After living in Chicago for four years, I moved to DC on May 31, 2017. Since moving, many people have asked what brought me here.
The common answers to this question people traditionally give are: moved for a job, grad school, to be closer to family, or for a partner. My answer was none of those.
I decided it was time for a change and wanted to fulfill my five-year dream of living in DC. I get two responses to this: people tell me I am brave and they could never do this, or people share that they are thinking of moving, but are afraid of uprooting their current life. Their life is good enough, so why move just because?
I understand that people don’t want to rock the boat. The saying that the known is better than the unknown exists for a reason. Why leave a life where you have a good job, great community, and a city you consider “home?” Why relocate for no reason besides you want to? Shouldn’t there be a good reason to make such a big change?
Yet, I did just that. For the past four years, I considered Chicago my home. I had a great apartment in the heart of Lakeview. I knew the best place to get deep dish pizza (Lou Malnati’s, trust me). I was working at an organization that not only cared about my professional development, but also my personal life. Lastly, I had made some amazing friends that had helped me navigate my post-grad years. I had built a great life for myself.
Let me just say for the record that I am not brave. I moved out of necessity. While from the outside (and social media) my life seemed great, I felt like I was living in Chicago with a permanent grey cloud hovering above me at all times.
Millennials are so concerned about how our lives are seen by our peers. I would look at people’s Facebook and Instagram profiles thinking how happy they looked and wondering how I could become that happy.
I am in my twenties, the decade society says is the most fun. Why was I not enjoying my life? Why was I not going out enough, or involved in enough activities? I tried everything to get rid of my grey cloud. I switched jobs, got involved with different Jewish organizations, and made new friends. I did not want to leave Chicago because I assumed that was giving up and people would think I failed.
I spent years bringing up the idea of moving to DC with my friends and family, going back and forth in my head about whether I should stay or move, and agonizing over what people I barely knew would think. Finally, the moment came where I knew it was time to give up trying to make Chicago happen, and just start over somewhere new. I started picturing my life six months or one year out, and knew I would be disappointed if I was still in Chicago. While I could not guarantee that DC would work out, it was better to try than not move at all.

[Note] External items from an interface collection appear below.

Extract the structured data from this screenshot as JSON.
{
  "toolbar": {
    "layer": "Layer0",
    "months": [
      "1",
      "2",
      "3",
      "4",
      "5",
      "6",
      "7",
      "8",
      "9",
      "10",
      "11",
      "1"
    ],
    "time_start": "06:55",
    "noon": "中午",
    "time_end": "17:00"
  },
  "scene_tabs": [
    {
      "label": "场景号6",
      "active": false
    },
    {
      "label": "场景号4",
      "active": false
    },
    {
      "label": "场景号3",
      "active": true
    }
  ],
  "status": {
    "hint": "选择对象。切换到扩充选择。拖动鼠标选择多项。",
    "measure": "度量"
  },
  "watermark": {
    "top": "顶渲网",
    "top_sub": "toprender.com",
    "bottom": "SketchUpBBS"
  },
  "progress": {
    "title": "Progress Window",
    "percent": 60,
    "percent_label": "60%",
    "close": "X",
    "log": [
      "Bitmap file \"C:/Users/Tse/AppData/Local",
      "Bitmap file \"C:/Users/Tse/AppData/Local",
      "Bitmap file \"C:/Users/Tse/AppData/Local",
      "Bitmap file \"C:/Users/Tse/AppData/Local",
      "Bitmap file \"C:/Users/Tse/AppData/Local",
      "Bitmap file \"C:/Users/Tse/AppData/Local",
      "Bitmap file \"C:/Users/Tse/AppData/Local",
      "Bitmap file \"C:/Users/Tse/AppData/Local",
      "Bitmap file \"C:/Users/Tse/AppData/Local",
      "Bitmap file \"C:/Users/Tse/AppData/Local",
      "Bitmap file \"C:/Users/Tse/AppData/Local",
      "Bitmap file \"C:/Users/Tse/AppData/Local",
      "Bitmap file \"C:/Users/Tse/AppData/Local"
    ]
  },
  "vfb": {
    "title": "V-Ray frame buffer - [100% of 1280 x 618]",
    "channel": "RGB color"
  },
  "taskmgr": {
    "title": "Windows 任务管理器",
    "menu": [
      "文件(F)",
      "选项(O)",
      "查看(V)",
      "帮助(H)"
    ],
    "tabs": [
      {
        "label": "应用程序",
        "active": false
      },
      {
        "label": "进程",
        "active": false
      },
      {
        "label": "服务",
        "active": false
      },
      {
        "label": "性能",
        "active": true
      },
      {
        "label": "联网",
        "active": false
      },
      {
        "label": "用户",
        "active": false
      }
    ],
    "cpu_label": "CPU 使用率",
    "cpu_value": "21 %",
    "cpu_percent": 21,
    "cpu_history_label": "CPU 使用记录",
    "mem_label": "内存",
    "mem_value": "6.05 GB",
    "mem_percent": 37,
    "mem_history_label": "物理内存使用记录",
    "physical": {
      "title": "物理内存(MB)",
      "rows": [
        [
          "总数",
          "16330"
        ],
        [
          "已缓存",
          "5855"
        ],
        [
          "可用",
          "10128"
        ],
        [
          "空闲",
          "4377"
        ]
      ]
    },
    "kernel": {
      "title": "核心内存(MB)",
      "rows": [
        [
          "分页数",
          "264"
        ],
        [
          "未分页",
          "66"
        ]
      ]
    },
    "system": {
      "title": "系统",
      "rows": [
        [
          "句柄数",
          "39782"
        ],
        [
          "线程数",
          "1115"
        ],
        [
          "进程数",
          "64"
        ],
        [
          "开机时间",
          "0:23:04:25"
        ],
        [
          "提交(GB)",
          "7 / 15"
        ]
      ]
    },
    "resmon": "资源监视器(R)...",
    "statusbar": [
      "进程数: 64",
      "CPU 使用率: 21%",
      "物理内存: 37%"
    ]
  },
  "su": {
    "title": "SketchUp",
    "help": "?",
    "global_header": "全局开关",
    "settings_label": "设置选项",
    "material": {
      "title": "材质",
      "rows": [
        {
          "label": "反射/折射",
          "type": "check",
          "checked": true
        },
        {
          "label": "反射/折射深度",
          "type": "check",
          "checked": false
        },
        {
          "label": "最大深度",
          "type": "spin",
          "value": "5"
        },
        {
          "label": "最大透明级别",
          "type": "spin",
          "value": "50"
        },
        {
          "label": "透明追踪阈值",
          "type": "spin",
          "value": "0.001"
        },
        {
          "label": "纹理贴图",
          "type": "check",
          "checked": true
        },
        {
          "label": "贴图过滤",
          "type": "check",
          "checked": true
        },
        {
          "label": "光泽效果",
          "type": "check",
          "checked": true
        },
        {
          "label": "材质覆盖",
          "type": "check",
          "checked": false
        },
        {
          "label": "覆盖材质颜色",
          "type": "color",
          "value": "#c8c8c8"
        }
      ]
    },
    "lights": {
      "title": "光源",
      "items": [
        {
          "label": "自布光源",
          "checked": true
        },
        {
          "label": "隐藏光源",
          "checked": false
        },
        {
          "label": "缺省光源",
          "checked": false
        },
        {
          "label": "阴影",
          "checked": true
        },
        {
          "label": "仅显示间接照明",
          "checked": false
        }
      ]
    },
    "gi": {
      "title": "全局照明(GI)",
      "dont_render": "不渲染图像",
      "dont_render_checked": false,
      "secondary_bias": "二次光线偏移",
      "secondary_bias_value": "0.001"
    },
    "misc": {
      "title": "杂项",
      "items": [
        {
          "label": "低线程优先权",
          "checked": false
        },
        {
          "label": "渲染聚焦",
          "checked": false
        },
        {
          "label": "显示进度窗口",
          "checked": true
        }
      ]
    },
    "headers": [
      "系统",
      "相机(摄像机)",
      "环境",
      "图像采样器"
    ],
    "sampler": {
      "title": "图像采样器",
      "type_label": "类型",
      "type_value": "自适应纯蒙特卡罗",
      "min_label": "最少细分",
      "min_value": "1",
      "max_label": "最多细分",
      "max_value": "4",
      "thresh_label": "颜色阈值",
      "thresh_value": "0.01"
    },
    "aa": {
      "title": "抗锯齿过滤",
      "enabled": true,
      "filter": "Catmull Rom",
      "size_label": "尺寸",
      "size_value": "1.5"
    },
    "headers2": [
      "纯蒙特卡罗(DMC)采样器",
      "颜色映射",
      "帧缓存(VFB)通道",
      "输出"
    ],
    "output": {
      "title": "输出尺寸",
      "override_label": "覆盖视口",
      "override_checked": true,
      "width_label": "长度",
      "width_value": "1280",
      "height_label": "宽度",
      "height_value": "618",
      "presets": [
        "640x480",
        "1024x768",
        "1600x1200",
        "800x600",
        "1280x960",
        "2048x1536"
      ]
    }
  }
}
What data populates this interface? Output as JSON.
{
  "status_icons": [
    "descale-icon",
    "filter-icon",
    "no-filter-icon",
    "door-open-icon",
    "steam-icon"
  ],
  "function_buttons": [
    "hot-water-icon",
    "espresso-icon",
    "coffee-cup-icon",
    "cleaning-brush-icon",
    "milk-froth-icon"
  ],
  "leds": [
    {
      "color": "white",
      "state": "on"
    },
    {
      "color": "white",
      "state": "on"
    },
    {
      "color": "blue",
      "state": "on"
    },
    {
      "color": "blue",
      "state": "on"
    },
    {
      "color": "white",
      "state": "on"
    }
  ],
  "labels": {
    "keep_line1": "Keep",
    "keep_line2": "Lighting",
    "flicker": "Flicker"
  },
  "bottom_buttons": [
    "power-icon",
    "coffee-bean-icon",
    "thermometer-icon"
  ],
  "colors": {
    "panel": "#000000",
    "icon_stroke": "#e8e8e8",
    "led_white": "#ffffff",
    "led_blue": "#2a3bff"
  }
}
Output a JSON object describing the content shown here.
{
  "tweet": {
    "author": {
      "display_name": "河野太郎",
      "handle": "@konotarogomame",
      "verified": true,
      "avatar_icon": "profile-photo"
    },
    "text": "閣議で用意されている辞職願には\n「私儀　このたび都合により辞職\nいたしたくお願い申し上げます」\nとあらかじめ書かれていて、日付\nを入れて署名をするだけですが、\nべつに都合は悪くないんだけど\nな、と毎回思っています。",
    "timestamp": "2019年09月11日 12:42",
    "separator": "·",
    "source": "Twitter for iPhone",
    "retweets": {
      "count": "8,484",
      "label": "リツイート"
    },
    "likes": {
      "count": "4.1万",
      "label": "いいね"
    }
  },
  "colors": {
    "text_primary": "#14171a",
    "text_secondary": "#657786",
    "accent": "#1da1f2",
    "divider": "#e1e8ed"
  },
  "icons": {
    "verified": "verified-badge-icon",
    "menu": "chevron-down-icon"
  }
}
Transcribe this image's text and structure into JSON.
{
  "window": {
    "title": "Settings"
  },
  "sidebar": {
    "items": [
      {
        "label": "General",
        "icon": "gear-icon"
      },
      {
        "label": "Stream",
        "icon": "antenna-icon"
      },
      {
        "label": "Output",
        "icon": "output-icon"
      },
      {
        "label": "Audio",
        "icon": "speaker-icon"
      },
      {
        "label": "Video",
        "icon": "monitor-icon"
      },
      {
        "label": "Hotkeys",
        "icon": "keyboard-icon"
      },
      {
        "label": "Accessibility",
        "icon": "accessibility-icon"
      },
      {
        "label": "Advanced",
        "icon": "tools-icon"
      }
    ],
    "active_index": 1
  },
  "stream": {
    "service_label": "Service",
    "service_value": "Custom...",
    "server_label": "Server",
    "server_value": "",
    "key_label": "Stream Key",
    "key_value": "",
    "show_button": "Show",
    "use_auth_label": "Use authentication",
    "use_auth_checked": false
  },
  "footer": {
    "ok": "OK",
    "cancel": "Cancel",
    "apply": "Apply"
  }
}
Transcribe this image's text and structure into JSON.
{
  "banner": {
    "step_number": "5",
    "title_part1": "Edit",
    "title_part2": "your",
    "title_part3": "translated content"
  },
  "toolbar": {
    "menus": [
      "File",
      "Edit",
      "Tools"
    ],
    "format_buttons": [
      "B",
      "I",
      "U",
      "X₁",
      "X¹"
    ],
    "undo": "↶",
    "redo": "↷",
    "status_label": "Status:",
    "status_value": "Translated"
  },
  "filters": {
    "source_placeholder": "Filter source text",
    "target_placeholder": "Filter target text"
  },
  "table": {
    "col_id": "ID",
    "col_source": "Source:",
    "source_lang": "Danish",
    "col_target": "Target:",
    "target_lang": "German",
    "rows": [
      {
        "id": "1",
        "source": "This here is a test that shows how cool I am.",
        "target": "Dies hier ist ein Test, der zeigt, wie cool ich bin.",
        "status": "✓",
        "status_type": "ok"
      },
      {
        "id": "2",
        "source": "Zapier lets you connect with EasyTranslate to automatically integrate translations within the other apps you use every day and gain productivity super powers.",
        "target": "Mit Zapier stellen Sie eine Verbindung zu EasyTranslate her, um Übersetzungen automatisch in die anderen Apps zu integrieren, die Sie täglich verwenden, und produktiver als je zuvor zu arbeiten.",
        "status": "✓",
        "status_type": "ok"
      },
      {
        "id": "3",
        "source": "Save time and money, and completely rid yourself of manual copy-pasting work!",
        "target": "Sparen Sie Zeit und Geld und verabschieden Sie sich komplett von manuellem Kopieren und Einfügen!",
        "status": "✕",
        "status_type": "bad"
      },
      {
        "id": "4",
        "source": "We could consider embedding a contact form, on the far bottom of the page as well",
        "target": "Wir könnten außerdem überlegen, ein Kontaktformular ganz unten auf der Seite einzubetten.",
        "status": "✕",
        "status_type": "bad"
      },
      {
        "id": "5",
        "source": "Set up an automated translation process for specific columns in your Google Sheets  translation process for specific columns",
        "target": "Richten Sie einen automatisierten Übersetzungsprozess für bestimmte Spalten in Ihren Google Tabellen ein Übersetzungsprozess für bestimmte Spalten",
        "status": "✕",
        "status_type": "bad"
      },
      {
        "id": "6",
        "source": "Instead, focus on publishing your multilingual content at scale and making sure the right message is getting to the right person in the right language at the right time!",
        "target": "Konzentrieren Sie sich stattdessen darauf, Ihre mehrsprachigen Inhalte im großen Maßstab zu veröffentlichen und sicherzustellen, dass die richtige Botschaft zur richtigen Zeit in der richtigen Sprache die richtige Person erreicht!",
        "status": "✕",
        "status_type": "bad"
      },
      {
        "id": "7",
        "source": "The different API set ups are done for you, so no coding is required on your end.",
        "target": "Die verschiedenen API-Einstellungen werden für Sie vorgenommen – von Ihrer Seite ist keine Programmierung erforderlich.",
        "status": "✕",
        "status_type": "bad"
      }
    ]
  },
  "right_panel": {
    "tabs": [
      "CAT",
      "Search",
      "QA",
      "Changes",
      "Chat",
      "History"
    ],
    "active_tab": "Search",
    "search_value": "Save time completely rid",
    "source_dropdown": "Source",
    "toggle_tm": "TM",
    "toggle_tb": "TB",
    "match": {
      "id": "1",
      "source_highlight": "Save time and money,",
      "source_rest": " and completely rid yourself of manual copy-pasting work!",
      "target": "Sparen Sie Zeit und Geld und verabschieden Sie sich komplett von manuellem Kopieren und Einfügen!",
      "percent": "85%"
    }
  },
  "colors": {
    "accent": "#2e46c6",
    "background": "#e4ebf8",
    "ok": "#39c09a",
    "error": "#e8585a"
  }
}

The ten months after making the decision to move were the hardest. I spent months applying to jobs, pricing out moving companies, and only making plans two months out so – that when I finally landed a job – I could pack up and go. But, I actually ended up giving notice to my last position before having an apartment or job lined up.
Making this big of a life change was not easy. For me, this decision was years in the making. To this day, I miss my Chicago friends and all the things we used to do together.
Life is not perfect, but I needed to be happy.
When I landed in DC, the grey cloud instantly disappeared. I knew it would be challenging to transition to a new home with little to fall back on. I knew it would take time to find new friends and create a new Jewish community. But in that moment I knew, regardless of what lay ahead, I had absolutely made the right choice.
I am now six months into my new life in DC. I frequently am asked if I have any regrets, and my answer is always no. I still regularly check in with my friends and family. I am still building my new Jewish community and making new friends. But I knew myself enough to know that I needed to shake up my life.
And if I can’t shake things up when I am in my twenties, then when can I? This was the perfect time.
About the Author: Marisa Briefman is a part of our “Gather the Bloggers” cohort of talented writers who share their thoughts and insights about DC Jewish life with you. She is a recent DC transplant who was born and raised in Sarasota, Florida – likely where your grandparents live. Her love of all things Jewish began at overnight camp and continues to thrive in her role at JSSA. She is coffee addict, lover of Mexican food, and on a permanent mission pet all the adorable dogs in DC (if someone is in need of a dog-sitter, email me).